Monday, May 23, 2011

Deal or No Deal

The problem of speaking your mind, honestly and openly in a world that is toxic from political rhetoric and invective.

There's an enormous brouhaha erupting right now over President Obama's endorsement of the 1967 borders (plus mutually agreed upon land swaps) as a starting point for meaningful peace talks between Israel and the PalestiniansCyberspace is choking with articles and commentaries deriding the president as naive, or foolish, or worse.  Facebook is swarming with anti-Obama posts (unfortunately, that's nothing new).  The twitterati are out in full force. 

It's as if no one had ever suggested it before.  The facts are much different than we would be led to believe.

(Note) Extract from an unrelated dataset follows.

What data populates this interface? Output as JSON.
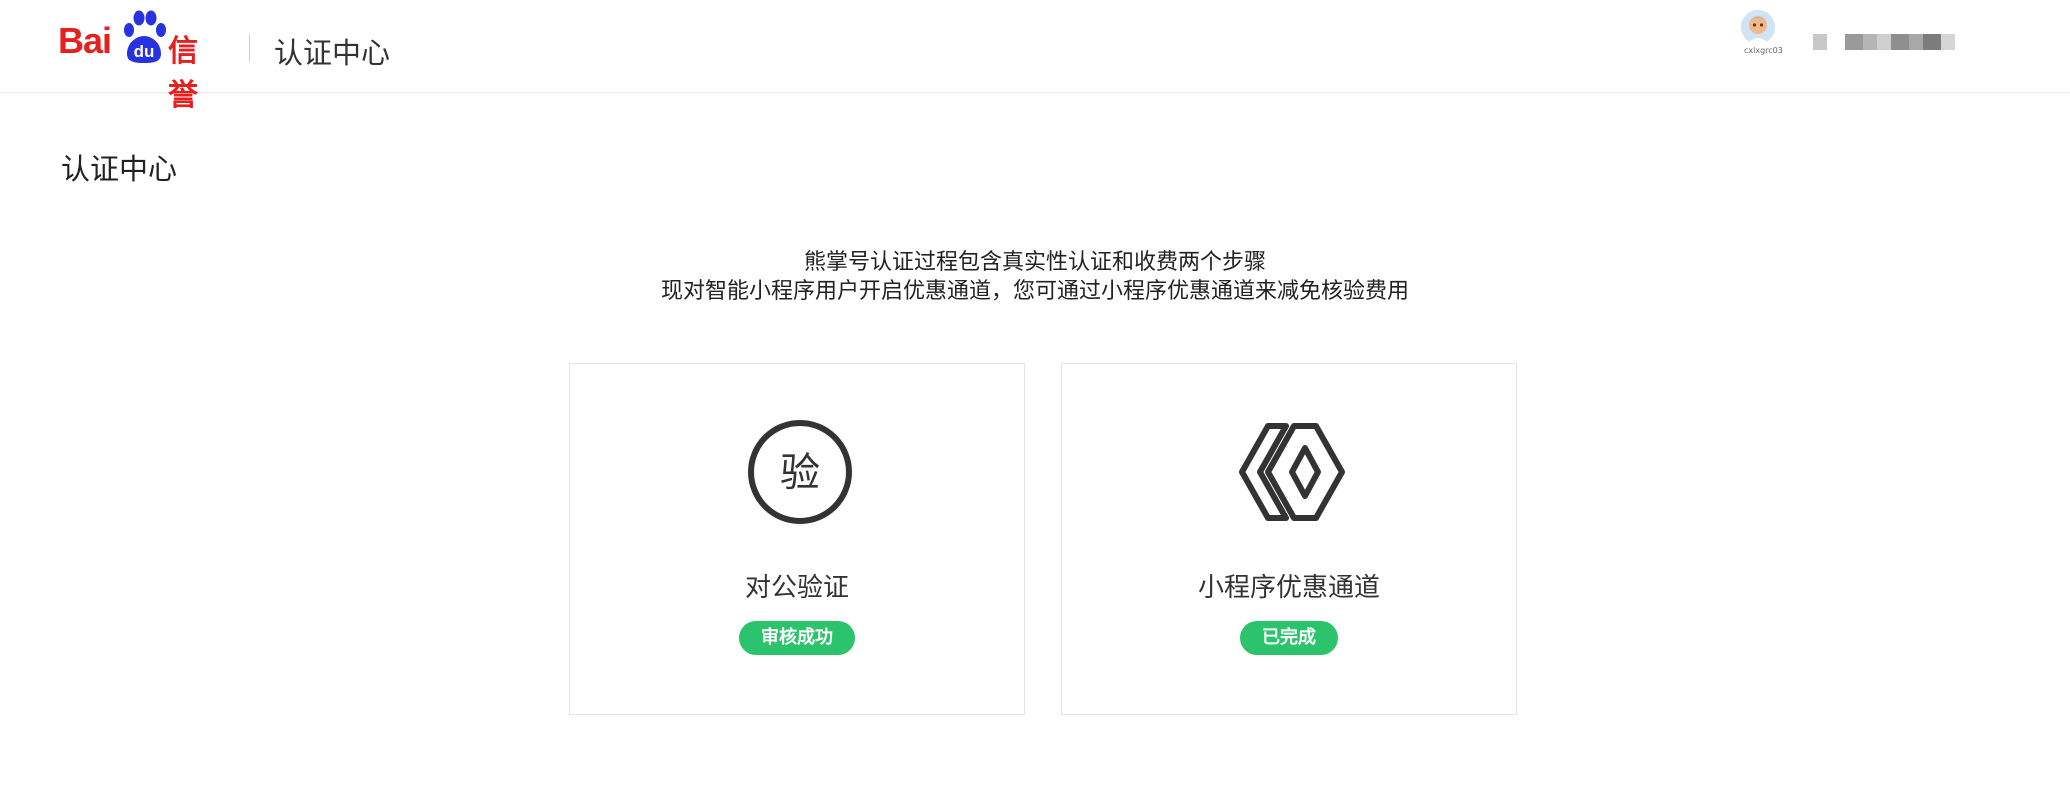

American presidents, including George W. Bush and Bill Clinton, have consistently instructed their foreign policy aides to pursue an agreement between the Israelis and Palestinians using the 1967 borders, with mutually agreed land swaps, as a basis for talks. Former Israeli Prime Minister Ehud Olmert, in fact, made such a proposal to the president of the Palestinian Authority, Mahmoud Abbas, in 2008.

Talks have to begin somewhere.  Why not there?

Yes, those borders are difficult to defend.  Ideally, they should not need to be defended.  That is the whole purpose of negotiations: to resolve the differences between the two peoples and institute a lasting peace based on mutual respect, not distrust.

This must be the goal of negotiations.  At some point both sides have to agree to live together in peace.  There is no other viable solution but that.  I don't imagine that it will be an easy task, resolving this poisonous conflict.

But, if the parties do not embrace the immense challenges presented by a vision of living together with difficult choices, then futures generations of Israelis and Palestinians are going to die because of a failure of courage and imagination today.

Thanks, and good luck.


Sunday, May 22, 2011

The Day After

Harold Camping's prediction of the "Rapture" and the beginning of the "tribulation" proved, once again, that there are people who are just aching to believe in something, anything, if it will relieve them of the responsibility of living in the present.  Really, that's what is behind much of the apocalyptic movement.  A fear of accepting the world we live in.  People whose willingness to believe one doomsday prophecy after another, as if escaping the problems and challenges of the world is preferable to dealing with them.

It's rather remarkable and unfortunate that so many of them are Americans, who, as President Obama famously said, ".....cling to guns or religion".

Oh well.

We've been complaining about how "Johnny can't read" for nearly half a century.  It should, therefore, be no mystery that we've come to the point where Johnny can't think.

Nonetheless, despite the challenges I face in my own life (don't ask) I'm glad I'm still here.  It is what it is.

Thanks, and good day.


Friday, May 20, 2011

The End Is Near

Today's New York Times had an article about the impending end of the world, scheduled for May 21st at 6.  I sure hope I'll be able to continue this blog tomorrow.

If not, it's been nice.....

Thanks, and good luck,


The View From Here

It's very simple: all the world is blogging so why not me.  I have a brain (or what's left of one).  I have a point of view.  And I have a good idea as to how I want to express my point of view.  Hence, my blog is called "The View From Here".

 Right now, I'm just going to work on formatting my blog, but don't you worry, I'll let you know when there's something I think you should know.

Thanks, and good night,